Mr. Manning said on his blog that some machines at mini-marts will swallow credit cards.

He explained that after reporting the error to the shop owner, the owner will suggest putting in a pin number to retrieve the card.

‘You can imagine what happens, as soon as you enter your pin, all the money in the account, or your daily limit at least, is charged and you do not get your card back, or any money,’ Mr. Manning wrote.

He said that those visiting Bali should only ever use ATM machines that are inside banks and not convenience stores.

Mr. Manning said that if someone’s card is swallowed, they should not put in the pin number and cancel the card immediately.

‘If you have entered your pin number, the bank WILL NOT refund the money and you will be out of pocket,’ Mr. Manning said.

Many have fallen victim to Bali’s illegal ATM machines with some warning others online.

‘Do not use any bank atm outlets in Bali as all of them are compromised, it seems to be a mother of all scams!’ one person said on Twitter.

‘Watch out for atm in Canggu, we got the card back but no money.
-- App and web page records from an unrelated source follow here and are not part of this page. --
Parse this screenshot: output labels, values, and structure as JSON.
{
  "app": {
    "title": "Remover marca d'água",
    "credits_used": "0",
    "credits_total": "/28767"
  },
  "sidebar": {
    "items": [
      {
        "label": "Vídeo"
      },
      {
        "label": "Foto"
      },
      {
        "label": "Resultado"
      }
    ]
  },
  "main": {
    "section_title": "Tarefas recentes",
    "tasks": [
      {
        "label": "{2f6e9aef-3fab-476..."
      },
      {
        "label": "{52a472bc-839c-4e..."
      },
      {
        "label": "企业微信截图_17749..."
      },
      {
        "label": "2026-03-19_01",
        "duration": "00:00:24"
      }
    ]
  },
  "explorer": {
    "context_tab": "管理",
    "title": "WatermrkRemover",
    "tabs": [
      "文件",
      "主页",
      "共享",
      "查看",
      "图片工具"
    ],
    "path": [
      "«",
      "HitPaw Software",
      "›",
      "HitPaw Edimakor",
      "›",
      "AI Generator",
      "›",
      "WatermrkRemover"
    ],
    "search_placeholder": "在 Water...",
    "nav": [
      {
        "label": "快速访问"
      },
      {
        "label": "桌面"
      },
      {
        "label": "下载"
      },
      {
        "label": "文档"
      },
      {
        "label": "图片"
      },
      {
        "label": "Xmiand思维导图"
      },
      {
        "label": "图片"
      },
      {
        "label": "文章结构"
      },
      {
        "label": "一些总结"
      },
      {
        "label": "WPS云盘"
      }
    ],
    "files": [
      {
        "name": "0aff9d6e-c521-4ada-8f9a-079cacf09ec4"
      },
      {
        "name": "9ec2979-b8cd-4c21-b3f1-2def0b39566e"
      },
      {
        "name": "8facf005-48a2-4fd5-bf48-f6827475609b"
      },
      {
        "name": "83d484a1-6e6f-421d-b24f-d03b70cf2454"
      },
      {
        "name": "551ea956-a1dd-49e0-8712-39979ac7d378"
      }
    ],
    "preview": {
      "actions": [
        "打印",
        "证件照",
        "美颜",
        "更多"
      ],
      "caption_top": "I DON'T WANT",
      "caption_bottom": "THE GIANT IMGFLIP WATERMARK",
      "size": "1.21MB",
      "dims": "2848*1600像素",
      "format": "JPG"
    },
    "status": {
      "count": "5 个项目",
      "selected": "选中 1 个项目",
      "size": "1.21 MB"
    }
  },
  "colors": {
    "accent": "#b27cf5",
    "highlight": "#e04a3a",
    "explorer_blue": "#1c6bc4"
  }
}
Even though the money was missing on our account,’ another wrote.

Tourists have also been warned to watch out for ‘skimming’ after multiple cases were reported in Bali.

Skimming involves placing a card reader inside what looks like a normal card machine. The reader then saves the card number and pin.

Five men from Bulgaria were arrested in February this year for skimming cards and were found with 78million Indonesian rupiah, an equivalent to more than $7000 Australian.

Police launched a surveillance program that lasted for five days before CCTV footage captured the skimmers in the act.